Anheuser-Busch and Kirin form alliance for Japanese Budweiser production.
Budweiser Japan Co., capitalized at 9 billion yen ($78 million), will be 90 percent owned by Anheuser-Busch and 10 percent by Kirin, the two companies said.
The venture will be based on a 10-year contract and the company will consist of two directors from Kirin and 10 from Anheuser-Busch.
The new company will sell A-B's canned product, imported from the United States, and Kirin will brew beer for bottled Budweiser to be sold in the Japanese market.
Japan's Fair Trade Commission (FTC) said it approved the joint venture because it would take time for Anheuser-Busch to acquire a license for liquor sales in Japan.
The FTC initially did not favor the venture since Kirin already has a 50 percent share of the Japanese market.
Kirin had originally hoped to hold 49 percent of the new company's stocks, but lowered that to 10 percent because the FTC did not want to see one brewery become too powerful. Kirin's market share reached 63.8 percent at its peak in 1976, but has hovered around 50 percent in recent years.

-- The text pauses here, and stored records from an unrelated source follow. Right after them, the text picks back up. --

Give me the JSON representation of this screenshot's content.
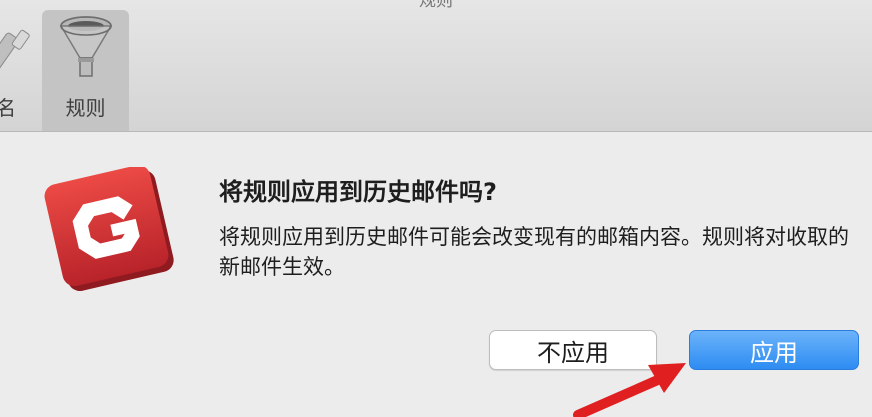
{
  "window": {
    "title": "规则"
  },
  "toolbar": {
    "items": [
      {
        "label": "名",
        "icon": "signature-icon"
      },
      {
        "label": "规则",
        "icon": "funnel-icon",
        "selected": true
      }
    ]
  },
  "dialog": {
    "app_icon": "foxmail-logo-icon",
    "title": "将规则应用到历史邮件吗?",
    "message": "将规则应用到历史邮件可能会改变现有的邮箱内容。规则将对收取的新邮件生效。",
    "buttons": {
      "cancel_label": "不应用",
      "apply_label": "应用"
    }
  },
  "colors": {
    "accent": "#2d8cf2",
    "logo_red": "#d93636",
    "annotation_arrow": "#e02020"
  }
}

A commission official, who spoke on condition of anonymity, said the American company needs to have cooperation from Kirin before becoming fully independent.

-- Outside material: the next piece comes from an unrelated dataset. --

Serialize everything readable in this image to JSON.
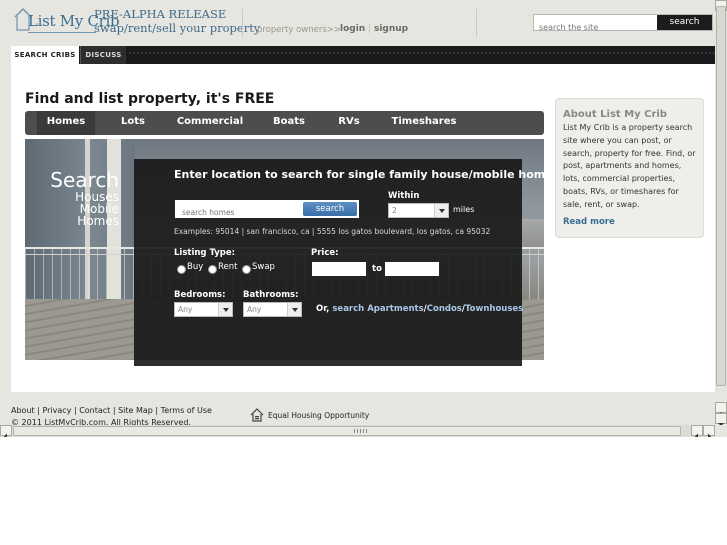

The new venture means the termination of a long-standing contract between Anheuser-Busch and Suntory, Ltd., another major Japanese brewer. Under that contract, Suntory had imported and produced Budweiser in Japan since 1981.